Placebos – the inert substances taken by control groups in clinical trials – are often assumed to be harmless sugar pills or something along those lines. New research has found that actually it’s impossible to know what’s in placebos because there’s precious little documentation of what exactly is used in clinical trials.
Out of 176 research studies published in four of the biggest international medical journals, only one in five fully disclosed the composition of the placebo treatment. This lack of transparency suggests that all sorts of things could be being used, some of which might be having some sort of physiological effect and compromising the validity of findings on the study drug.
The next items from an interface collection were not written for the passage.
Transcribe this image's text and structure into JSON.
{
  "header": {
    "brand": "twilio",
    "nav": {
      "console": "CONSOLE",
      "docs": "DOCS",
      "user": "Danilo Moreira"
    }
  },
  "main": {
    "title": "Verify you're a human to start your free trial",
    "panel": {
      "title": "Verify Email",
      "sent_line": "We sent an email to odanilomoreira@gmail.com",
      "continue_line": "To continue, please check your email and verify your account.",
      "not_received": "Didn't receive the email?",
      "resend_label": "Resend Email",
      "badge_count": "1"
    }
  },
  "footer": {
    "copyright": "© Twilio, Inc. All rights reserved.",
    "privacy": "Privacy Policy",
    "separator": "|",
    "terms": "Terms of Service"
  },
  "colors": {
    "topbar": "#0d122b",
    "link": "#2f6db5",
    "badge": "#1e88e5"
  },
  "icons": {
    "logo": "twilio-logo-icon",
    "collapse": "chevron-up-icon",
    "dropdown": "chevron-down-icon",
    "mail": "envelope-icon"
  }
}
Placebo controlled clinical trials investigate the effects of a particular drug on a disease by comparing people who receive the treatment against patients receiving a placebo, which looks, smells, and tastes the same as the study drug but has no active ingredients. This design accounts for the placebo effect – the possibility that people in a trial may experience a health benefit because they’re taking a drug, not because the study drug they’re taking is effective.
In this study, the authors searched for randomised, placebo controlled trials published from January 2008 to December 2009 in four top medical journals – New England Journal of Medicine, JAMA, The Lancet, and Annals of Internal Medicine. A total of 176 trials were eligible for inclusion in the study – six studies of placebo pills, 65 studies of placebo injections, and 25 studies of other treatment methods (for example, nasal spray).
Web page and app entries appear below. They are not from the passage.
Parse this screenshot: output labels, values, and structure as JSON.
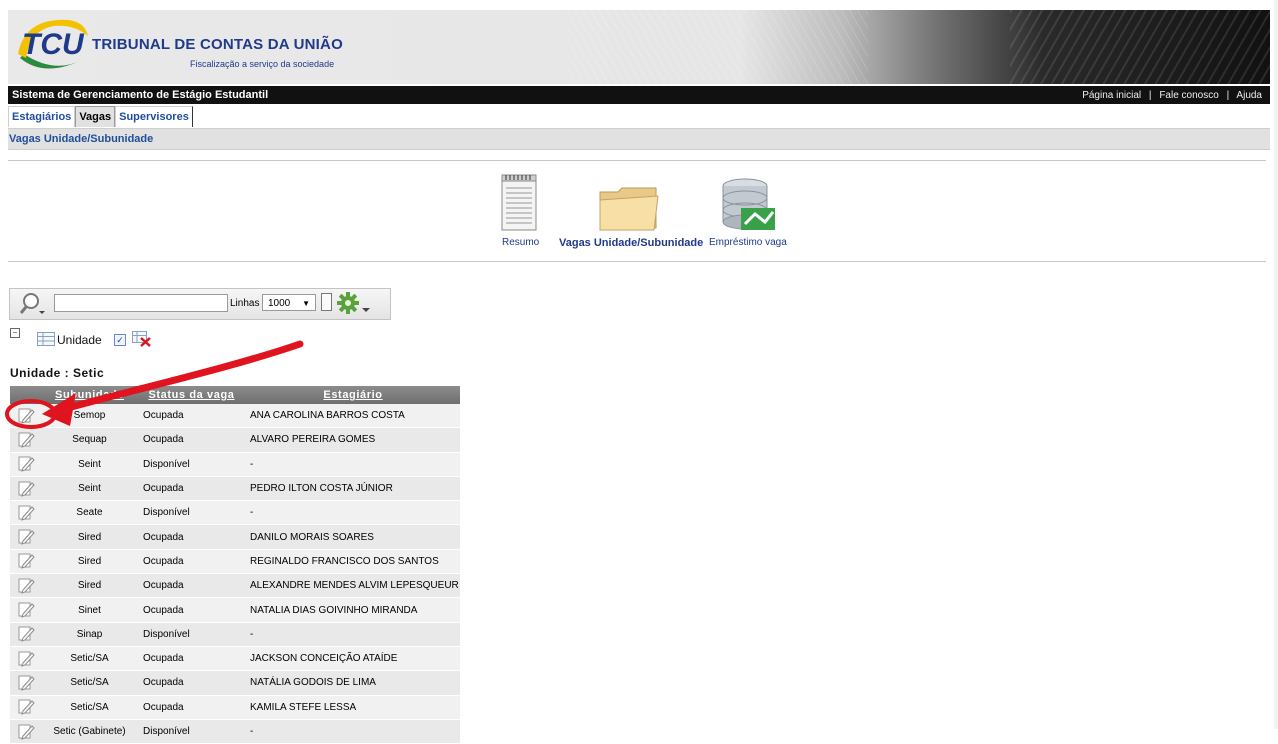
{
  "header": {
    "brand_short": "TCU",
    "brand_title": "TRIBUNAL DE CONTAS DA UNIÃO",
    "brand_subtitle": "Fiscalização a serviço da sociedade",
    "system_name": "Sistema de Gerenciamento de Estágio Estudantil",
    "links": [
      "Página inicial",
      "Fale conosco",
      "Ajuda"
    ],
    "link_separator": "|"
  },
  "tabs": [
    {
      "label": "Estagiários",
      "active": false
    },
    {
      "label": "Vagas",
      "active": true
    },
    {
      "label": "Supervisores",
      "active": false
    }
  ],
  "breadcrumb": "Vagas Unidade/Subunidade",
  "launcher": [
    {
      "label": "Resumo",
      "icon": "document-icon"
    },
    {
      "label": "Vagas Unidade/Subunidade",
      "icon": "folder-icon",
      "active": true
    },
    {
      "label": "Empréstimo vaga",
      "icon": "database-icon"
    }
  ],
  "toolbar": {
    "search_value": "",
    "rows_label": "Linhas",
    "rows_value": "1000"
  },
  "group": {
    "collapse_symbol": "−",
    "label": "Unidade",
    "checked_symbol": "✓"
  },
  "table": {
    "group_title": "Unidade : Setic",
    "columns": [
      "Subunidade",
      "Status da vaga",
      "Estagiário"
    ],
    "rows": [
      {
        "subunidade": "Semop",
        "status": "Ocupada",
        "estagiario": "ANA CAROLINA BARROS COSTA"
      },
      {
        "subunidade": "Sequap",
        "status": "Ocupada",
        "estagiario": "ALVARO PEREIRA GOMES"
      },
      {
        "subunidade": "Seint",
        "status": "Disponível",
        "estagiario": "-"
      },
      {
        "subunidade": "Seint",
        "status": "Ocupada",
        "estagiario": "PEDRO ILTON COSTA JÚNIOR"
      },
      {
        "subunidade": "Seate",
        "status": "Disponível",
        "estagiario": "-"
      },
      {
        "subunidade": "Sired",
        "status": "Ocupada",
        "estagiario": "DANILO MORAIS SOARES"
      },
      {
        "subunidade": "Sired",
        "status": "Ocupada",
        "estagiario": "REGINALDO FRANCISCO DOS SANTOS"
      },
      {
        "subunidade": "Sired",
        "status": "Ocupada",
        "estagiario": "ALEXANDRE MENDES ALVIM LEPESQUEUR"
      },
      {
        "subunidade": "Sinet",
        "status": "Ocupada",
        "estagiario": "NATALIA DIAS GOIVINHO MIRANDA"
      },
      {
        "subunidade": "Sinap",
        "status": "Disponível",
        "estagiario": "-"
      },
      {
        "subunidade": "Setic/SA",
        "status": "Ocupada",
        "estagiario": "JACKSON CONCEIÇÃO ATAÍDE"
      },
      {
        "subunidade": "Setic/SA",
        "status": "Ocupada",
        "estagiario": "NATÁLIA GODOIS DE LIMA"
      },
      {
        "subunidade": "Setic/SA",
        "status": "Ocupada",
        "estagiario": "KAMILA STEFE LESSA"
      },
      {
        "subunidade": "Setic (Gabinete)",
        "status": "Disponível",
        "estagiario": "-"
      }
    ]
  },
  "colors": {
    "brand_blue": "#1f3a8a",
    "link_blue": "#1f4e9c",
    "annotation_red": "#e0141e",
    "header_dark": "#111111",
    "table_header": "#7d7d7d"
  }
}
Only 40 (23%) of the 176 trials studied fully disclosed the composition of the placebo treatment, and 120 (68%) did not disclose any information on the placebo at all. The remainder partially disclosed what was in the placebo treatment.
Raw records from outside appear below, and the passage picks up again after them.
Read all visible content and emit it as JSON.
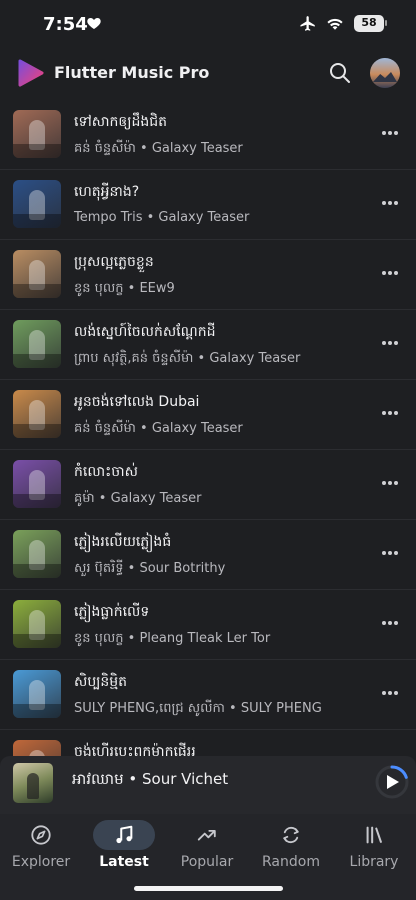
{
  "status_bar": {
    "time": "7:54",
    "battery": "58"
  },
  "app": {
    "title": "Flutter Music Pro"
  },
  "songs": [
    {
      "title": "ទៅសាកឲ្យដឹងជិត",
      "subtitle": "គន់ ចំន្ទសីម៉ា • Galaxy Teaser",
      "thumb_color": "#a06a55"
    },
    {
      "title": "ហេតុអ្វីនាង?",
      "subtitle": "Tempo Tris • Galaxy Teaser",
      "thumb_color": "#2b4f86"
    },
    {
      "title": "ប្រុសល្អភ្លេចខ្លួន",
      "subtitle": "ខូន បុលក្ខ • EEw9",
      "thumb_color": "#b98d62"
    },
    {
      "title": "លង់ស្នេហ៍ចៃលក់សណ្តែកដី",
      "subtitle": "ព្រាប សុវត្ថិ,គន់ ចំន្ទសីម៉ា • Galaxy Teaser",
      "thumb_color": "#6f9c5d"
    },
    {
      "title": "អូនចង់ទៅលេង Dubai",
      "subtitle": "គន់ ចំន្ទសីម៉ា • Galaxy Teaser",
      "thumb_color": "#c98a4a"
    },
    {
      "title": "កំលោះចាស់",
      "subtitle": "គូម៉ា • Galaxy Teaser",
      "thumb_color": "#7a4fa8"
    },
    {
      "title": "ភ្លៀងរលើយភ្លៀងធំ",
      "subtitle": "សួរ ប៊ុតរិទ្ធី • Sour Botrithy",
      "thumb_color": "#7aa05a"
    },
    {
      "title": "ភ្លៀងធ្លាក់លើទ",
      "subtitle": "ខូន បុលក្ខ • Pleang Tleak Ler Tor",
      "thumb_color": "#8cae3c"
    },
    {
      "title": "សិប្បនិម្មិត",
      "subtitle": "SULY PHENG,ពេជ្រ សូលីកា • SULY PHENG",
      "thumb_color": "#4a9ad6"
    },
    {
      "title": "ចង់ហើរបេះពកម៉ាកផើររ",
      "subtitle": "",
      "thumb_color": "#c0683a"
    }
  ],
  "player": {
    "now_playing": "អាវឈាម • Sour Vichet",
    "progress": 0.2
  },
  "nav": {
    "items": [
      {
        "label": "Explorer",
        "active": false
      },
      {
        "label": "Latest",
        "active": true
      },
      {
        "label": "Popular",
        "active": false
      },
      {
        "label": "Random",
        "active": false
      },
      {
        "label": "Library",
        "active": false
      }
    ]
  },
  "colors": {
    "accent": "#4c8dff",
    "background": "#1e1f22",
    "nav_active_pill": "#3a4452"
  },
  "icons": [
    "heart-icon",
    "airplane-icon",
    "wifi-icon",
    "search-icon",
    "more-icon",
    "play-icon",
    "compass-icon",
    "music-note-icon",
    "trending-icon",
    "shuffle-icon",
    "library-icon"
  ]
}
Less than one in 10 (9.3%) studies that used pills disclosed the placebo, compared with 33.8% of studies that used injections and 40.0% that assessed other treatments. When papers that referred to previous publications for their primary findings or study design were excluded, these figures fell to 8.24%, 26.3%, and 27.8%, respectively.
By not paying attention to what’s in the placebo, researchers could be burying cases where the placebo has some sort of effect that’s similar to the effect of the study drug. The authors cite the example of trials of cholesterol lowering drugs that use olive oil and corn oil as the placebo. The monounsaturated and polyunsaturated fatty acids of these “placebos,” and their antioxidant and anti-inflammatory effects, could potentially reduce lipid levels and heart disease, just like the study drug, causing researchers to underestimate the effect of the cholesterol lowering drug.
“A positive or negative effect of the placebo can lead to the misleading appearance of a negative or positive effect of the drug,” author Beatrice Golomb, associate professor of medicine at the University of California, San Diego School of Medicine, told Science Daily. “And an effect in the same direction as the drug can lead a true effect of the drug to be lost. These concerns aren’t just theoretical. Where the composition has been disclosed, the ingredients of the placebo have in some instances had a likely impact on the result of the study – in either direction (obscuring a real effect, or creating a spurious one). In the cases we know about, this is not because of any willful manipulation, but because it can in fact be difficult to come up with a placebo that does not have some kind of problem.”
The authors highlight what a huge effect this lack of transparency regarding placebos could have on medical research. “Because inferences from clinical trials propagate to clinical practice, failure to report placebo composition compromises the foundation on which medical decisions are based, and on which the fate of lives may rest,” they write.
Golomb BA et al. (2010) What’s in placebos: who knows? Analysis of randomized, controlled trials. Annals of Internal Medicine 153 (8): 532-5 PMID: 20956710